OAKLAND – California Attorney General Rob Bonta today, along with the district attorneys of Alameda, Lake, Mendocino, Santa Clara, and Sonoma counties, announced a $1.7 million settlement with several owners and operators of gas stations resolving allegations that the defendants violated state environmental laws while operating above-ground and underground storage tank systems at 14 gas stations. The five defendants, Bay Area/Diablo Petroleum, Co. (dba Golden Gate Petroleum) Westgate Petroleum Co., Westgate Petroleum Company, Inc., Eastgate Petroleum LLC (dba Golden Gate Petroleum), and Dennis O’Keefe, own or operate gas stations around Northern California. An investigation found a recurring failure to properly maintain, install, implement, and operate various spill prevention and safety measures since at least 2013. Today’s settlement includes robust injunctive terms to improve the defendants’ operational safety and compliance with state laws to avoid potential contamination of soil and groundwater.
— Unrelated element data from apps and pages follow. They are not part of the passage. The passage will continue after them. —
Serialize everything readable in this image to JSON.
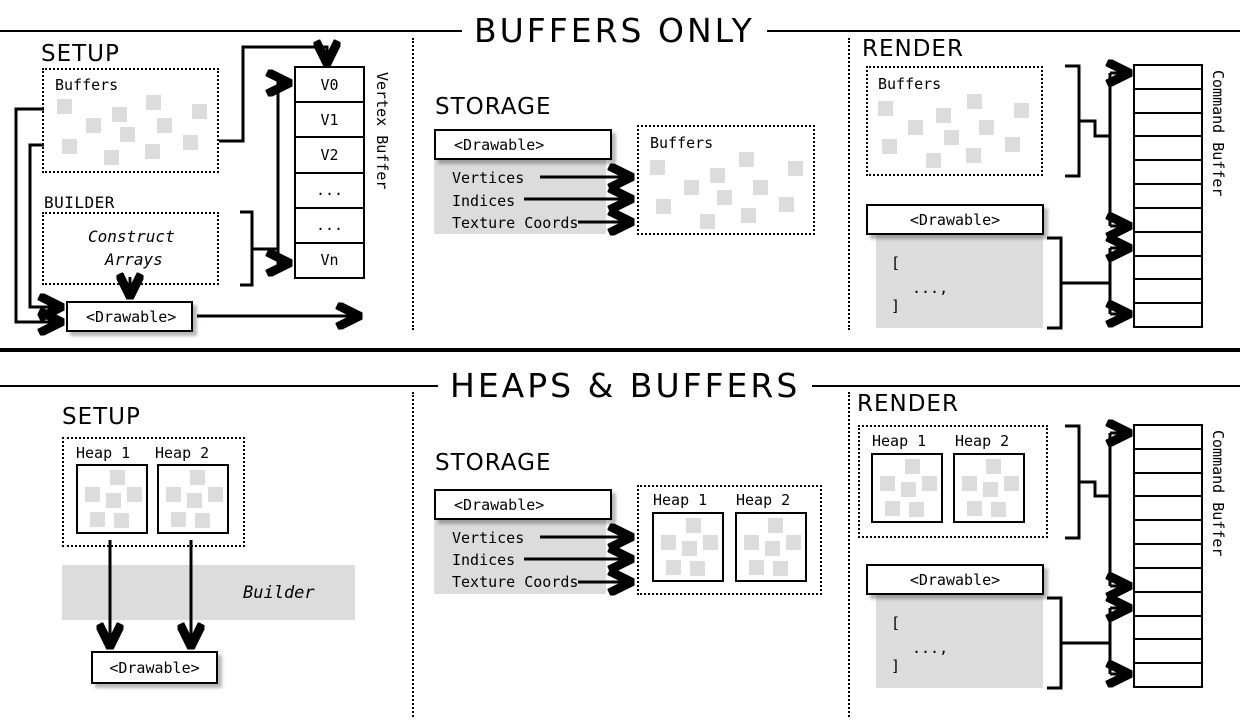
{
  "panels": [
    {
      "title": "BUFFERS ONLY",
      "setup": {
        "heading": "SETUP",
        "buffers_label": "Buffers",
        "builder_heading": "BUILDER",
        "construct_line1": "Construct",
        "construct_line2": "Arrays",
        "drawable_label": "<Drawable>"
      },
      "vertex_buffer": {
        "label": "Vertex Buffer",
        "rows": [
          "V0",
          "V1",
          "V2",
          "...",
          "...",
          "Vn"
        ]
      },
      "storage": {
        "heading": "STORAGE",
        "drawable_label": "<Drawable>",
        "fields": [
          "Vertices",
          "Indices",
          "Texture Coords"
        ],
        "target_label": "Buffers"
      },
      "render": {
        "heading": "RENDER",
        "buffers_label": "Buffers",
        "drawable_label": "<Drawable>",
        "code_line1": "[",
        "code_line2": "...,",
        "code_line3": "]",
        "command_buffer_label": "Command Buffer",
        "command_buffer_rows": 11
      }
    },
    {
      "title": "HEAPS & BUFFERS",
      "setup": {
        "heading": "SETUP",
        "heap1_label": "Heap 1",
        "heap2_label": "Heap 2",
        "builder_label": "Builder",
        "drawable_label": "<Drawable>"
      },
      "storage": {
        "heading": "STORAGE",
        "drawable_label": "<Drawable>",
        "fields": [
          "Vertices",
          "Indices",
          "Texture Coords"
        ],
        "heap1_label": "Heap 1",
        "heap2_label": "Heap 2"
      },
      "render": {
        "heading": "RENDER",
        "heap1_label": "Heap 1",
        "heap2_label": "Heap 2",
        "drawable_label": "<Drawable>",
        "code_line1": "[",
        "code_line2": "...,",
        "code_line3": "]",
        "command_buffer_label": "Command Buffer",
        "command_buffer_rows": 11
      }
    }
  ],
  "colors": {
    "ink": "#000000",
    "square_fill": "#dcdcdc",
    "grey_block": "#dcdcdc",
    "background": "#ffffff"
  }
}
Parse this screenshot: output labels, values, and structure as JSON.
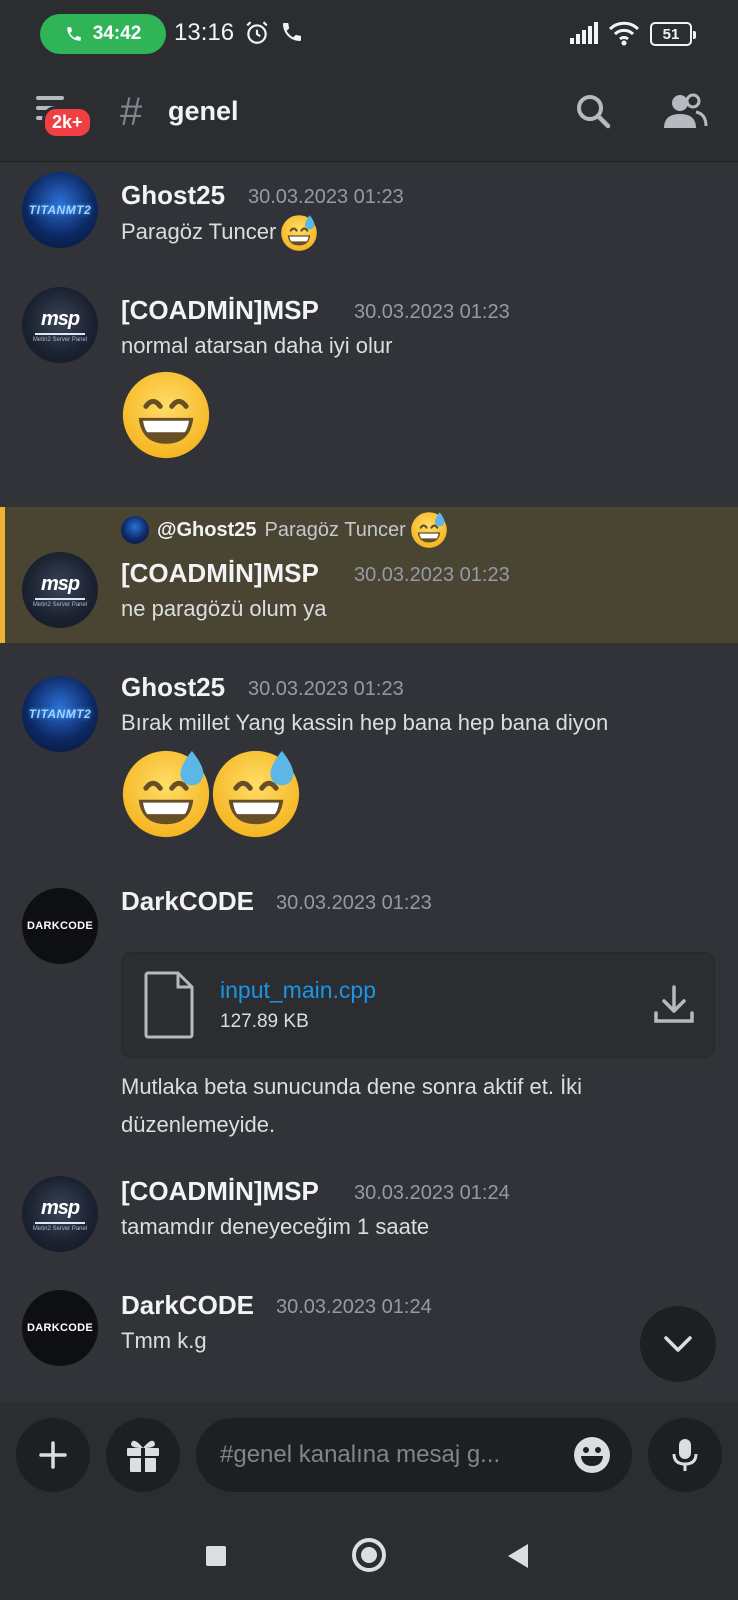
{
  "status_bar": {
    "call_timer": "34:42",
    "time": "13:16",
    "battery": "51"
  },
  "header": {
    "unread_badge": "2k+",
    "channel_prefix": "#",
    "channel_name": "genel"
  },
  "messages": [
    {
      "author": "Ghost25",
      "timestamp": "30.03.2023 01:23",
      "text": "Paragöz Tuncer",
      "avatar_label": "TITANMT2"
    },
    {
      "author": "[COADMİN]MSP",
      "timestamp": "30.03.2023 01:23",
      "text": "normal atarsan  daha iyi olur",
      "avatar_label": "msp",
      "avatar_sub": "Metin2 Server Panel"
    },
    {
      "author": "[COADMİN]MSP",
      "timestamp": "30.03.2023 01:23",
      "text": "ne paragözü olum ya",
      "reply": {
        "author": "@Ghost25",
        "text": "Paragöz Tuncer"
      }
    },
    {
      "author": "Ghost25",
      "timestamp": "30.03.2023 01:23",
      "text": "Bırak millet Yang kassin hep bana hep bana diyon"
    },
    {
      "author": "DarkCODE",
      "timestamp": "30.03.2023 01:23",
      "avatar_label": "DARKCODE",
      "attachment": {
        "file_name": "input_main.cpp",
        "file_size": "127.89 KB"
      },
      "text_line1": "Mutlaka beta sunucunda dene sonra aktif et. İki",
      "text_line2": "düzenlemeyide."
    },
    {
      "author": "[COADMİN]MSP",
      "timestamp": "30.03.2023 01:24",
      "text": "tamamdır deneyeceğim 1 saate"
    },
    {
      "author": "DarkCODE",
      "timestamp": "30.03.2023 01:24",
      "text": "Tmm k.g"
    }
  ],
  "composer": {
    "placeholder": "#genel kanalına mesaj g..."
  },
  "colors": {
    "background": "#313338",
    "header": "#2b2d31",
    "highlight": "#4a4433",
    "highlight_bar": "#f0b232",
    "link": "#1a96e6",
    "call_pill": "#2fb457",
    "badge": "#f23f43"
  },
  "icons": [
    "phone-icon",
    "alarm-icon",
    "signal-icon",
    "wifi-icon",
    "battery-icon",
    "menu-icon",
    "hash-icon",
    "search-icon",
    "members-icon",
    "grin-sweat-emoji",
    "grin-emoji",
    "file-icon",
    "download-icon",
    "chevron-down-icon",
    "plus-icon",
    "gift-icon",
    "smiley-icon",
    "mic-icon"
  ]
}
“Without proper safety measures in place, leaks from above-ground and underground storage tanks risk seeping into the ground and contaminating our drinking water,” said Attorney General Bonta. “We won't let companies cut corners in their handling of hazardous waste. These defendants violated California’s environmental laws for years; now, they will go above and beyond to ensure that their operations do not threaten public health and the safety of our communities.”
“This resolution further ensures that ground water remains safe for the residents of Santa Clara County and the state as a whole,” said Santa Clara County District Attorney Jeff Rosen.
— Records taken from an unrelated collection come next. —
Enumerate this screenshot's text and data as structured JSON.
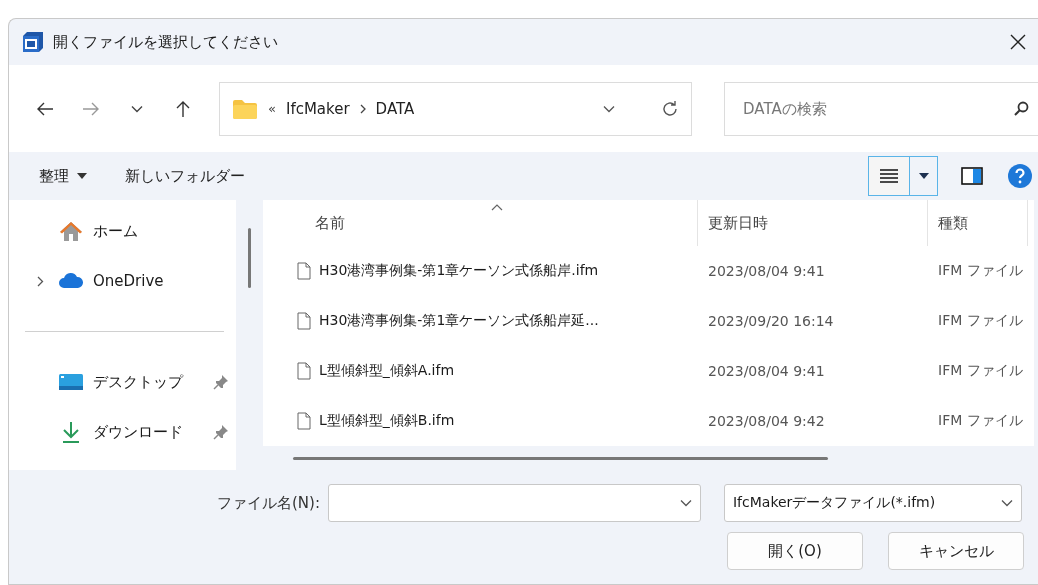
{
  "window": {
    "title": "開くファイルを選択してください"
  },
  "address_bar": {
    "overflow": "«",
    "segments": [
      "IfcMaker",
      "DATA"
    ]
  },
  "search": {
    "placeholder": "DATAの検索"
  },
  "toolbar": {
    "organize": "整理",
    "new_folder": "新しいフォルダー"
  },
  "sidebar": {
    "groups": [
      [
        {
          "label": "ホーム",
          "kind": "home",
          "expandable": false,
          "pinned": false
        },
        {
          "label": "OneDrive",
          "kind": "cloud",
          "expandable": true,
          "pinned": false
        }
      ],
      [
        {
          "label": "デスクトップ",
          "kind": "desktop",
          "expandable": false,
          "pinned": true
        },
        {
          "label": "ダウンロード",
          "kind": "download",
          "expandable": false,
          "pinned": true
        }
      ]
    ]
  },
  "table": {
    "columns": [
      "名前",
      "更新日時",
      "種類"
    ],
    "rows": [
      {
        "name": "H30港湾事例集-第1章ケーソン式係船岸.ifm",
        "modified": "2023/08/04 9:41",
        "type": "IFM ファイル"
      },
      {
        "name": "H30港湾事例集-第1章ケーソン式係船岸延...",
        "modified": "2023/09/20 16:14",
        "type": "IFM ファイル"
      },
      {
        "name": "L型傾斜型_傾斜A.ifm",
        "modified": "2023/08/04 9:41",
        "type": "IFM ファイル"
      },
      {
        "name": "L型傾斜型_傾斜B.ifm",
        "modified": "2023/08/04 9:42",
        "type": "IFM ファイル"
      }
    ]
  },
  "footer": {
    "filename_label": "ファイル名(N):",
    "filter": "IfcMakerデータファイル(*.ifm)",
    "buttons": [
      "開く(O)",
      "キャンセル"
    ]
  }
}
Both above-ground and underground storage tank systems are subject to strict regulations in California because of the potential for even a small tank leak, if undetected, to cause substantial contamination to soil and groundwater. For example, California requires that all underground storage tank systems be designed and constructed with primary and secondary levels of containment, continuous monitoring systems, constant vacuum pressure, equipment to prevent spills and leaks, and automatic leak detectors.
In 2018, the Attorney General's Office, along with several district attorneys, filed a civil complaint against defendants alleging violations of California state laws regulating the operation of above-ground and underground storage tanks and the handling of hazardous waste. Specifically, the Attorney General's Office and district attorneys alleged 107 violations relating to the defendants’ failure to install and/or maintain leak monitoring and detection systems, and functioning spill containment systems; continuously monitor and conduct required testing of underground storage tank systems; properly label and containerize hazardous waste; and properly notify, and comply with directions from, local agencies regarding the release of a hazardous substances.
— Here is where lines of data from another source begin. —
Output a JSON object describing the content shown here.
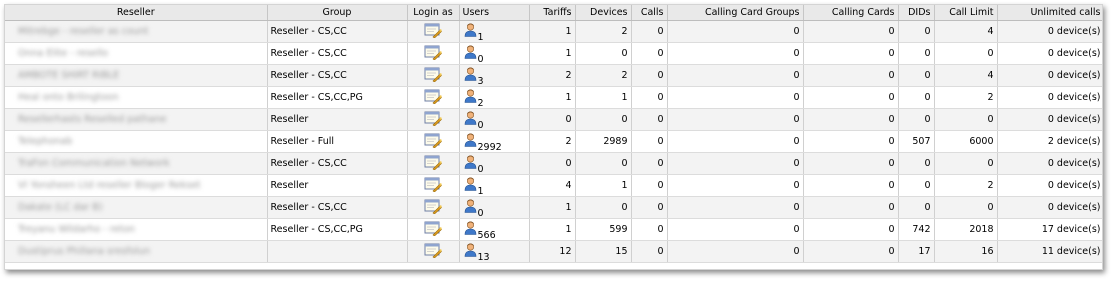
{
  "columns": {
    "reseller": "Reseller",
    "group": "Group",
    "login_as": "Login as",
    "users": "Users",
    "tariffs": "Tariffs",
    "devices": "Devices",
    "calls": "Calls",
    "calling_card_groups": "Calling Card Groups",
    "calling_cards": "Calling Cards",
    "dids": "DIDs",
    "call_limit": "Call Limit",
    "unlimited_calls": "Unlimited calls"
  },
  "rows": [
    {
      "reseller": "Mitrebge - reseller as count",
      "group": "Reseller - CS,CC",
      "users": "1",
      "tariffs": "1",
      "devices": "2",
      "calls": "0",
      "ccg": "0",
      "cc": "0",
      "dids": "0",
      "call_limit": "4",
      "unlimited": "0 device(s)"
    },
    {
      "reseller": "Onna Elite - resello",
      "group": "Reseller - CS,CC",
      "users": "0",
      "tariffs": "1",
      "devices": "0",
      "calls": "0",
      "ccg": "0",
      "cc": "0",
      "dids": "0",
      "call_limit": "0",
      "unlimited": "0 device(s)"
    },
    {
      "reseller": "AMBOTE SHIRT RIBLE",
      "group": "Reseller - CS,CC",
      "users": "3",
      "tariffs": "2",
      "devices": "2",
      "calls": "0",
      "ccg": "0",
      "cc": "0",
      "dids": "0",
      "call_limit": "4",
      "unlimited": "0 device(s)"
    },
    {
      "reseller": "Heal onto Brilingtoon",
      "group": "Reseller - CS,CC,PG",
      "users": "2",
      "tariffs": "1",
      "devices": "1",
      "calls": "0",
      "ccg": "0",
      "cc": "0",
      "dids": "0",
      "call_limit": "2",
      "unlimited": "0 device(s)"
    },
    {
      "reseller": "Resellerhasts Reselled pathane",
      "group": "Reseller",
      "users": "0",
      "tariffs": "0",
      "devices": "0",
      "calls": "0",
      "ccg": "0",
      "cc": "0",
      "dids": "0",
      "call_limit": "0",
      "unlimited": "0 device(s)"
    },
    {
      "reseller": "Telephonab",
      "group": "Reseller - Full",
      "users": "2992",
      "tariffs": "2",
      "devices": "2989",
      "calls": "0",
      "ccg": "0",
      "cc": "0",
      "dids": "507",
      "call_limit": "6000",
      "unlimited": "2 device(s)"
    },
    {
      "reseller": "TraFon Communication Network",
      "group": "Reseller - CS,CC",
      "users": "0",
      "tariffs": "0",
      "devices": "0",
      "calls": "0",
      "ccg": "0",
      "cc": "0",
      "dids": "0",
      "call_limit": "0",
      "unlimited": "0 device(s)"
    },
    {
      "reseller": "VI Yonsheen Ltd reseller Bloger Rekset",
      "group": "Reseller",
      "users": "1",
      "tariffs": "4",
      "devices": "1",
      "calls": "0",
      "ccg": "0",
      "cc": "0",
      "dids": "0",
      "call_limit": "2",
      "unlimited": "0 device(s)"
    },
    {
      "reseller": "Dakate (LC dar B)",
      "group": "Reseller - CS,CC",
      "users": "0",
      "tariffs": "1",
      "devices": "0",
      "calls": "0",
      "ccg": "0",
      "cc": "0",
      "dids": "0",
      "call_limit": "0",
      "unlimited": "0 device(s)"
    },
    {
      "reseller": "Treyanu Wildarho - reton",
      "group": "Reseller - CS,CC,PG",
      "users": "566",
      "tariffs": "1",
      "devices": "599",
      "calls": "0",
      "ccg": "0",
      "cc": "0",
      "dids": "742",
      "call_limit": "2018",
      "unlimited": "17 device(s)"
    },
    {
      "reseller": "Dustiprus Phillana sresfolun",
      "group": "",
      "users": "13",
      "tariffs": "12",
      "devices": "15",
      "calls": "0",
      "ccg": "0",
      "cc": "0",
      "dids": "17",
      "call_limit": "16",
      "unlimited": "11 device(s)"
    }
  ],
  "icons": {
    "login": "login-as-icon",
    "user": "user-icon"
  },
  "colors": {
    "header_bg": "#e9e9e9",
    "row_odd": "#f3f3f3",
    "row_even": "#ffffff"
  }
}
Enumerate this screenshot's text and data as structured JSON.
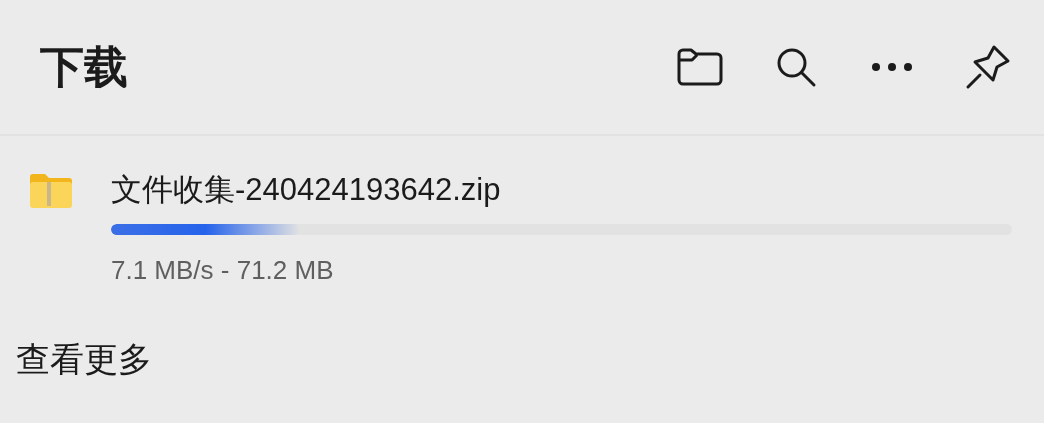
{
  "header": {
    "title": "下载"
  },
  "downloads": [
    {
      "file_name": "文件收集-240424193642.zip",
      "level": 0.21,
      "status": "7.1 MB/s - 71.2 MB"
    }
  ],
  "footer": {
    "link": "查看更多"
  }
}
The settlement resolves these allegations. The settlement requires the defendants to pay $1.7 million in civil penalties and imposes more than a dozen injunctive terms, including employment of an environmental compliance coordinator and annual reporting requirements.
A copy of the settlement agreement is available here.